(Exercise aim) Set the records down again in full, exactly as they are, apart from the images.

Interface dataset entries
......

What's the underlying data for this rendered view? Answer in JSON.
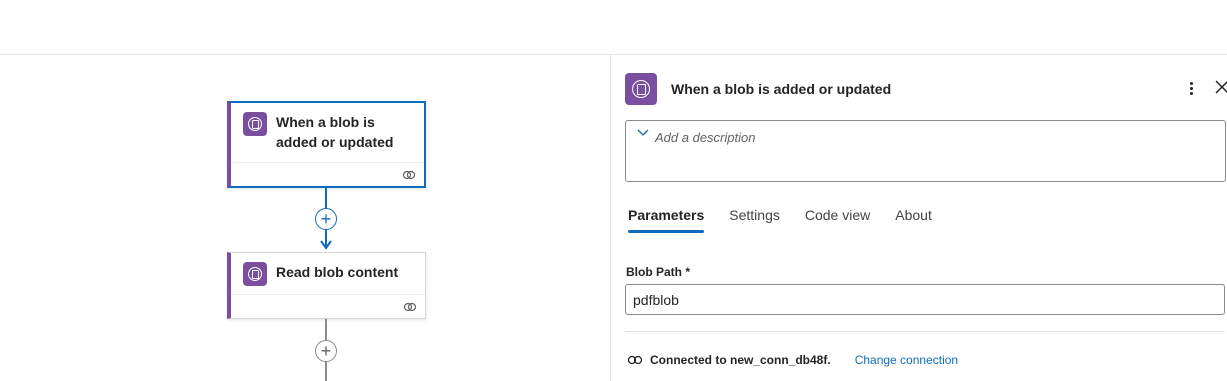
{
  "designer": {
    "nodes": [
      {
        "title": "When a blob is added or updated",
        "selected": true
      },
      {
        "title": "Read blob content",
        "selected": false
      }
    ]
  },
  "panel": {
    "title": "When a blob is added or updated",
    "description_placeholder": "Add a description",
    "tabs": [
      "Parameters",
      "Settings",
      "Code view",
      "About"
    ],
    "active_tab": "Parameters",
    "fields": {
      "blob_path_label": "Blob Path *",
      "blob_path_value": "pdfblob"
    },
    "connection": {
      "text": "Connected to new_conn_db48f.",
      "change_label": "Change connection"
    }
  },
  "colors": {
    "accent": "#0f6cbd",
    "connector_purple": "#7b4fa0",
    "border": "#e1e1e1"
  },
  "icons": {
    "node_icon": "blob-storage-icon",
    "menu": "more-vertical-icon",
    "close": "close-icon",
    "chevron": "chevron-down-icon",
    "link": "link-icon",
    "connection": "plug-icon"
  }
}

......

(Exercise response)
What's the underlying data for this rendered view? Answer in JSON.
{
  "designer": {
    "nodes": [
      {
        "title": "When a blob is added or updated",
        "selected": true
      },
      {
        "title": "Read blob content",
        "selected": false
      }
    ]
  },
  "panel": {
    "title": "When a blob is added or updated",
    "description_placeholder": "Add a description",
    "tabs": [
      "Parameters",
      "Settings",
      "Code view",
      "About"
    ],
    "active_tab": "Parameters",
    "fields": {
      "blob_path_label": "Blob Path *",
      "blob_path_value": "pdfblob"
    },
    "connection": {
      "text": "Connected to new_conn_db48f.",
      "change_label": "Change connection"
    }
  },
  "colors": {
    "accent": "#0f6cbd",
    "connector_purple": "#7b4fa0",
    "border": "#e1e1e1"
  },
  "icons": {
    "node_icon": "blob-storage-icon",
    "menu": "more-vertical-icon",
    "close": "close-icon",
    "chevron": "chevron-down-icon",
    "link": "link-icon",
    "connection": "plug-icon"
  }
}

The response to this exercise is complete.